The Internet is ruthlessly efficient at stripping cross-subsidies and allowing content to shine on its own. (As Jim Fallows has pointed out, newspapers once paid for international coverage with classifieds and cars. Now, if you want classifieds and cars, you go to a classifieds site or a cars site. Bye-bye, cross-subsidy.) Devices like Aereo combined with cases like Viacom's could be leading to an a la carte model for television. The question isn't really if the Internet's unbundling revolution will visit the television industry but when. [More]
But, this post, while subject to great debate in the econoblogosphere, strikes me as coming close to describing reality as any explanation I've seen.

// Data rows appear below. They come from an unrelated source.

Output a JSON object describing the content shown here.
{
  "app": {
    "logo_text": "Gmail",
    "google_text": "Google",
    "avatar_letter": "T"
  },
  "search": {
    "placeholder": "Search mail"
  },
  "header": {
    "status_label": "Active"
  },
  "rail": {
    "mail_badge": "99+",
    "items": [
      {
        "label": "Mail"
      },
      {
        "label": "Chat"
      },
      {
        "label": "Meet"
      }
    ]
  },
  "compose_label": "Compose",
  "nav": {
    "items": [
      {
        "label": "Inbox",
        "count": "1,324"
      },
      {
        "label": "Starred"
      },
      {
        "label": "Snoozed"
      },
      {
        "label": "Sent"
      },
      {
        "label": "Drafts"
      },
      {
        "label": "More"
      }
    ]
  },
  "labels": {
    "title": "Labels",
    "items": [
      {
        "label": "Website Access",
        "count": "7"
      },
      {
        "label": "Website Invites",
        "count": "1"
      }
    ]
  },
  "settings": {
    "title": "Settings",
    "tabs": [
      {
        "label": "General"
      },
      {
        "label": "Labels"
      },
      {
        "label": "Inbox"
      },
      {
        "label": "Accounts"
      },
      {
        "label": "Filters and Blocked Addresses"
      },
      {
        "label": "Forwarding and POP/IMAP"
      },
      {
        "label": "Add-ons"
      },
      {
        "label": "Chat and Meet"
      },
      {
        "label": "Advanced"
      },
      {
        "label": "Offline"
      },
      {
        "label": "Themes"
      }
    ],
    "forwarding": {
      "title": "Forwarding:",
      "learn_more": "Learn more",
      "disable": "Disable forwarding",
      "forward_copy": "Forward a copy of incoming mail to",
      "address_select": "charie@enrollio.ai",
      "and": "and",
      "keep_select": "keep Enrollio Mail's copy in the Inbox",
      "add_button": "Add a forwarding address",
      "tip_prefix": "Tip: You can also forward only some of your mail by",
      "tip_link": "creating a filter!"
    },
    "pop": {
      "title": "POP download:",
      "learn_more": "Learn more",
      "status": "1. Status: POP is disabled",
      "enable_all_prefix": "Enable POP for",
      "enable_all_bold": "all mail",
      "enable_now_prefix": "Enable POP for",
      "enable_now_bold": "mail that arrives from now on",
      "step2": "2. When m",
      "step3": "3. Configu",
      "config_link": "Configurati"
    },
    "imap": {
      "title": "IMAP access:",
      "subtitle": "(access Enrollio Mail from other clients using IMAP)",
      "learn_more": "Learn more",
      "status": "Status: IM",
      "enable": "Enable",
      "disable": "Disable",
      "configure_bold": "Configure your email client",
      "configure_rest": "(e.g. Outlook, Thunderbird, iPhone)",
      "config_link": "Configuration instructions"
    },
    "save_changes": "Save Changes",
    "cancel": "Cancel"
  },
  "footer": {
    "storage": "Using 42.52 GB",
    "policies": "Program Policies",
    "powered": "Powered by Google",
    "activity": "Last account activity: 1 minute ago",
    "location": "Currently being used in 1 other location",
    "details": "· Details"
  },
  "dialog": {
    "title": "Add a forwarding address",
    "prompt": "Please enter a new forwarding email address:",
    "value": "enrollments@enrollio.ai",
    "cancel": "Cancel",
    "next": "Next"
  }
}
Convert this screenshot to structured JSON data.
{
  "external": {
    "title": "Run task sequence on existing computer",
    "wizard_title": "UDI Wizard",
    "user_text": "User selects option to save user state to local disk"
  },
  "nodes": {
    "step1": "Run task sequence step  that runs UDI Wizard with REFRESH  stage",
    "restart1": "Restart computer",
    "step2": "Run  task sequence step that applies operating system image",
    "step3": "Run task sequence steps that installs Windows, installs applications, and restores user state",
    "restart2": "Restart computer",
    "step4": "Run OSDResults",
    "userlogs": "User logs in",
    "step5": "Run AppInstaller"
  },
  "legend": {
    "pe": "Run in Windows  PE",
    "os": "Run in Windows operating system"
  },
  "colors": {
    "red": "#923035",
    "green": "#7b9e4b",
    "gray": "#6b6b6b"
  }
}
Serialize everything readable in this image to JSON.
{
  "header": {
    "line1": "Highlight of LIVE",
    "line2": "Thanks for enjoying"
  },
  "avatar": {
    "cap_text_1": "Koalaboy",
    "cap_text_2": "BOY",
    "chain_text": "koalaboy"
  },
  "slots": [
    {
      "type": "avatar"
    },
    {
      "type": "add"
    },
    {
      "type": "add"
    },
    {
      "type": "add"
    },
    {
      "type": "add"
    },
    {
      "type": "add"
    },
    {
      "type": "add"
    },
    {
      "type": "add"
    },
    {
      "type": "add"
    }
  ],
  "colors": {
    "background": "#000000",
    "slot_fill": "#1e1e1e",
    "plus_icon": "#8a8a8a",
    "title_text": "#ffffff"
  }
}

It is clearly reasonable in our subsector (cash grain). We're replacing people at an increasing rate matched by our acquisition of technology. When we can have one guy monitoring 2-3 field machines, it will be obvious, but our current self-deluding pseudo-stats about "jobs that depend on ag" help us to imagine this isn't happening.When I look at this graph I see evidence of the computer age everywhere. After the recession of 2001 ended profits came roaring back and equipment investment eventually started ramping up sharply, but the employment ratio increased only between September of ’03 and December of ’06, the most frenzied time for both the construction and financial industries.And since the Great Recession officially ended in June of 2009 GDP, equipment investment, and total corporate profits have rebounded, and are all now at their all-time highs (non-financial profits are near their historic high). The employment ratio, meanwhile, has only shrunk and is now at its lowest level since the early 1980s when women had not yet entered the workforce in significant numbers.So current labor force woes are not because the economy isn’t growing, and they’re not because companies aren’t making money or spending money on equipment. They’re because these trends have become increasingly decoupled from hiring — from needing more human workers.As computers race ahead, acquiring more and more skills in pattern matching, communication, perception, and so on I expect that this decoupling will continue, and maybe even accelerate. This doesn’t mean that companies are about to stop hiring altogether; there are still plenty of things that humans alone can do. But it means they’ll need to hire at an ever-lower rate, compared to how quickly they’re growing, making money, or buying equipment. Because America’s working age population will continue to grow for at least the next few decades, I predict that the employment ratio will not start to trend upward in the coming years. If anything, I think it’ll decrease. [More]
More importantly, there is no political solution to this trend, I doubt. Pretending there is leaves us without any plans for adapting to it.